Carotenemia is an excess of beta-carotene in the blood.
It is a common and mostly harmless condition in infants
appearing when infants begin to eat solids.
When they eat too many foods containing beta-carotene (e.g. pumpkin, carrot, most yellow or orange vegetables),
the baby receives too much beta-carotene and some is deposited in the skin.
This gives the skin a yellow or orange coloring.
Whereas this condition is usually harmless,
it is important to distinguish it from jaundice or other very serious
conditions which also cause yellow skin or orange skin.
Note that beta-carotene excess should not cause yellow eyes whereas jaundice
usually does, though there are exceptions.
Always seek prompt professional medical advice about
any discoloration of your child's skin.
Researching symptoms of Carotenemia: Further information about the symptoms of Carotenemia is available including a list of symptoms of Carotenemia, other diseases that might have similar symptoms in differential diagnosis of Carotenemia, or alternatively return to research other symptoms in the symptom center.
Misdiagnosis and Carotenemia: Research more detailed information about misdiagnosis of Carotenemia, underlying causes of Carotenemia (possibly misdiagnosed), or research misdiagnosis of other diseases

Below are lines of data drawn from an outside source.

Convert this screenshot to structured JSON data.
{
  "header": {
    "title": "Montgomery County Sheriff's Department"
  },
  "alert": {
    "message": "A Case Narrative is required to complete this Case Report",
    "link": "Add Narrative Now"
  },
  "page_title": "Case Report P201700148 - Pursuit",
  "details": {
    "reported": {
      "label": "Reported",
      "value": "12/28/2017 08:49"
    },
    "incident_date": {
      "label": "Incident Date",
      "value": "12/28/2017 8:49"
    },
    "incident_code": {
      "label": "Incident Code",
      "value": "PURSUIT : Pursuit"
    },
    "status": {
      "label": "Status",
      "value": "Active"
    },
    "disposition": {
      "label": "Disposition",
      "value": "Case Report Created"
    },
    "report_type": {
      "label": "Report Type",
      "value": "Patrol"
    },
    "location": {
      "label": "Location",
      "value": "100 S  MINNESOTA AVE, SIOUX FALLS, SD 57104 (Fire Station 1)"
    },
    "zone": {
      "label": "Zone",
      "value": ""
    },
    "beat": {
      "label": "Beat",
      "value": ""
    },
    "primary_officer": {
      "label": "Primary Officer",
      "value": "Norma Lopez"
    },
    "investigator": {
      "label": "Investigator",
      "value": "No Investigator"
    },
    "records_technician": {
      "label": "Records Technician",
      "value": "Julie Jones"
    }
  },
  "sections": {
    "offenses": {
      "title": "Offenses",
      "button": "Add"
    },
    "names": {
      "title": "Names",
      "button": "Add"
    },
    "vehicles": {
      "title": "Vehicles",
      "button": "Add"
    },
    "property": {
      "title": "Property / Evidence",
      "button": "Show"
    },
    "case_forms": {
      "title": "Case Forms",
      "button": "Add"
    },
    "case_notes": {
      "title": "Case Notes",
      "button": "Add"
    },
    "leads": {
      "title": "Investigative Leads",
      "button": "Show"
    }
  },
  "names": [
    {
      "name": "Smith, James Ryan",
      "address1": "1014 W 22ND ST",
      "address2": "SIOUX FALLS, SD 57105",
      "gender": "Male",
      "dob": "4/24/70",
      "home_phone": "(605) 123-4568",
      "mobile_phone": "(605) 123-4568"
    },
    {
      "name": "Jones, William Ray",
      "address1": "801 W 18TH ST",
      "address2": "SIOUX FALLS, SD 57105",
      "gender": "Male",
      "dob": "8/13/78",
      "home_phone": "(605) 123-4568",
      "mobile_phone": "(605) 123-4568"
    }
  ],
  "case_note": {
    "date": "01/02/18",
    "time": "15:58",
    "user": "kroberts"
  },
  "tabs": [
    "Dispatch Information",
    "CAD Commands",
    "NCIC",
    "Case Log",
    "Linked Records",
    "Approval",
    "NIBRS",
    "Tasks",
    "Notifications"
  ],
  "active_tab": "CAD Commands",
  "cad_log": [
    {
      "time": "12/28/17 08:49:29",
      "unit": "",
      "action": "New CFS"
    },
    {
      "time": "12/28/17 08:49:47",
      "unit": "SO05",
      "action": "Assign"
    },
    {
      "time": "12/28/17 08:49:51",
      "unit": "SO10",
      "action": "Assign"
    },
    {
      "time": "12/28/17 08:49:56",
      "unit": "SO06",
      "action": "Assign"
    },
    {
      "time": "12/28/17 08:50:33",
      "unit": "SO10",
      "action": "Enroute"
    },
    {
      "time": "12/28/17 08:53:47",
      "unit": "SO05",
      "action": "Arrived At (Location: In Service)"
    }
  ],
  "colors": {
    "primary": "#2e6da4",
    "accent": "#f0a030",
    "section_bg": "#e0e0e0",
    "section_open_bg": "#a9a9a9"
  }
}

Treatments for Carotenemia: Various information is available about treatments available for Carotenemia, or research treatments for other diseases.
|Contents for Carotenemia:|
Last revision: May 30, 2003
Medical Tools & Articles:
- Risk Factor Center
- Medical Statistics Center
- Medical Treatment Center
- Prevention Center
- Medical Tests Center